Defendants' valiant efforts to create this amount in controversy notwithstanding, we find nothing in plaintiff's petition that would suggest it intended to render the July-August payment part of this controversy. Plaintiff has alleged three separate theories under which it is owed one sum of money: breach of contract, unjust enrichment, and estoppel/detrimental reliance. See doc. 1, att. 1, p. 4-5. Under each separate theory plaintiff seeks no more than the sum of money it refunded to CINGA. See id., ¶¶20, 22, and 25. Nowhere in plaintiff's petition do we find any request that we declare its entitlement to retain the July-August payment.
Defendants additionally argue that the amount in controversy is met when considering their counterclaim to recover the July-August payment [doc. 8] and that this counterclaim should be considered in the amount in controversy analysis. See doc. 9, p. 3-4. The Fifth Circuit has held that using counterclaims as an independent basis for determining the amount in controversy is "error as a matter of law." St. Paul Reinsurance Co., Ltd. v. Greenburg, 134 F.3d 1250, 1254 (5th Cir. 1998) see also Royal Cosmopolitan, LLC v. Star Real Estate Group, LLC, 629 F.Supp. 594, 600-01 (E.D. La. 2008). Additionally, allowing federal subject-matter jurisdiction to be created by a defendant's counterclaim, filed post-removal, would be contrary to several longstanding jurisdictional principles. See Mollan v. Torrnace, 22 U.S. 537, 539 (1824) (holding that a federal court's jurisdiction "depends upon the state of things at the time of the action brought . . ."); Grupo Dataflux v. Atlas Global Group, L.P., 541 U.S. 567, 574-75 (2004) (holding that events subsequent to the filing of the complaint cannot create federal jurisdiction); Caterpillar Inc. v. Williams, 482 U.S. 386, 392 (1987) (noting that the plaintiff is the "master of the claim" who may "avoid federal jurisdiction" by carefully tailoring the allegations in his complaint).
The Fifth Circuit allows for counterclaims to be considered to "merely clarify ambiguity regarding the amount in controversy." See Greenburg, 134 F.3d at 1254 n. 18.
There is one narrow exception to this rule. See Grupo Dataflux, 541 U.S. at 572 (recognizing that a defect in diversity jurisdiction may be cured by dismissing a nondiverse party).
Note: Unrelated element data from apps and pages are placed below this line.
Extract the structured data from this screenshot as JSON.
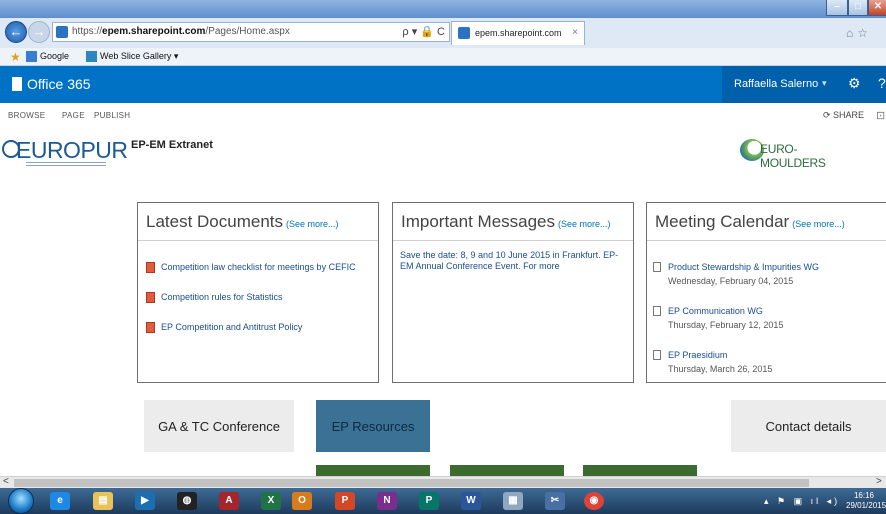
{
  "browser": {
    "url_prefix": "https://",
    "url_domain": "epem.sharepoint.com",
    "url_path": "/Pages/Home.aspx",
    "url_tools": "ρ ▾ 🔒 C",
    "tab_label": "epem.sharepoint.com",
    "tab_close": "×",
    "favorites": [
      "Google",
      "Web Slice Gallery ▾"
    ]
  },
  "suite": {
    "brand": "Office 365",
    "user": "Raffaella Salerno",
    "caret": "▾",
    "gear": "⚙",
    "help": "?"
  },
  "ribbon": {
    "tabs": [
      "BROWSE",
      "PAGE",
      "PUBLISH"
    ],
    "share": "SHARE"
  },
  "site": {
    "logo_text": "EUROPUR",
    "title": "EP-EM Extranet",
    "partner_logo_text": "EURO-MOULDERS"
  },
  "panels": {
    "documents": {
      "title": "Latest Documents",
      "more": "(See more...)",
      "items": [
        "Competition law checklist for meetings by CEFIC",
        "Competition rules for Statistics",
        "EP Competition and Antitrust Policy"
      ]
    },
    "messages": {
      "title": "Important Messages",
      "more": "(See more...)",
      "text": "Save the date: 8, 9 and 10 June 2015 in Frankfurt. EP-EM Annual Conference Event. For more"
    },
    "calendar": {
      "title": "Meeting Calendar",
      "more": "(See more...)",
      "items": [
        {
          "name": "Product Stewardship & Impurities WG",
          "date": "Wednesday, February 04, 2015"
        },
        {
          "name": "EP Communication WG",
          "date": "Thursday, February 12, 2015"
        },
        {
          "name": "EP Praesidium",
          "date": "Thursday, March 26, 2015"
        }
      ]
    }
  },
  "tiles": {
    "ga_tc": "GA & TC Conference",
    "resources": "EP Resources",
    "contact": "Contact details"
  },
  "scrollbar": {
    "left": "<",
    "right": ">"
  },
  "taskbar": {
    "time": "16:16",
    "date": "29/01/2015"
  }
}
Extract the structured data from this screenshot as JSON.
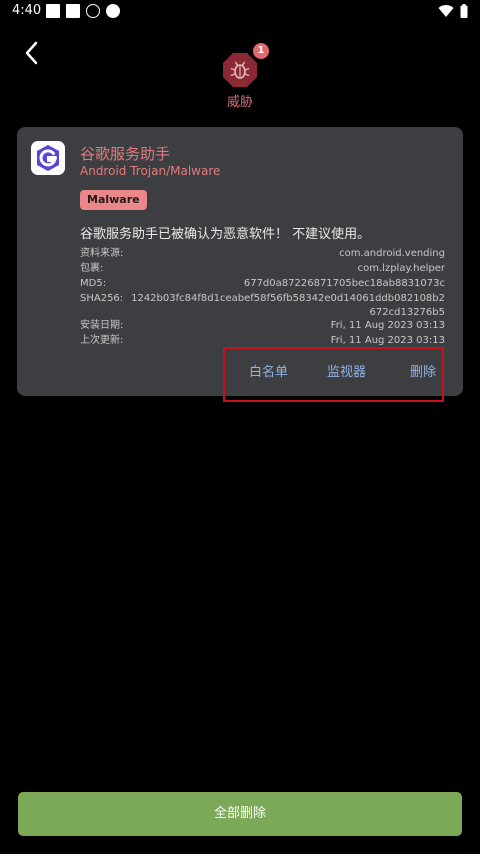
{
  "status_bar": {
    "time": "4:40",
    "left_icons": [
      "notification-square-icon",
      "notification-square-icon",
      "vpn-shield-icon",
      "face-icon"
    ],
    "right_icons": [
      "wifi-icon",
      "battery-icon"
    ]
  },
  "header": {
    "back_icon": "chevron-left-icon",
    "threat_count": "1",
    "threat_label": "威胁",
    "threat_color": "#d8717a"
  },
  "card": {
    "app_name": "谷歌服务助手",
    "app_type": "Android Trojan/Malware",
    "badge": "Malware",
    "warning": "谷歌服务助手已被确认为恶意软件！ 不建议使用。",
    "details": {
      "source_label": "资料来源:",
      "source_value": "com.android.vending",
      "package_label": "包裹:",
      "package_value": "com.lzplay.helper",
      "md5_label": "MD5:",
      "md5_value": "677d0a87226871705bec18ab8831073c",
      "sha256_label": "SHA256:",
      "sha256_value": "1242b03fc84f8d1ceabef58f56fb58342e0d14061ddb082108b2672cd13276b5",
      "install_label": "安装日期:",
      "install_value": "Fri, 11 Aug 2023 03:13",
      "update_label": "上次更新:",
      "update_value": "Fri, 11 Aug 2023 03:13"
    },
    "actions": {
      "whitelist": "白名单",
      "monitor": "监视器",
      "delete": "删除"
    }
  },
  "footer": {
    "delete_all": "全部删除",
    "button_color": "#7ba957"
  }
}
For these reasons this court finds that amount in controversy is well below the jurisdictional threshold in 28 U.S.C. § 1332 and that federal subject-matter jurisdiction does not exist in this case.
For the foregoing reasons, this court finds that the defendants' have not carried their burden in establishing that federal subject-matter jurisdiction exists in this case. The plaintiff's Motion to Remand [doc. 4] is GRANTED.
A separate order of remand is being issued herewith. As set forth in that order, the effect of the order will be suspended for a period of fourteen (14) days from today's date to allow the parties to appeal to the district court for review. Should either party seek review from the district court, then the effect of this order is suspended until final resolution of the issue by the district court.
UNITED STATES MAGISTRATE JUDGE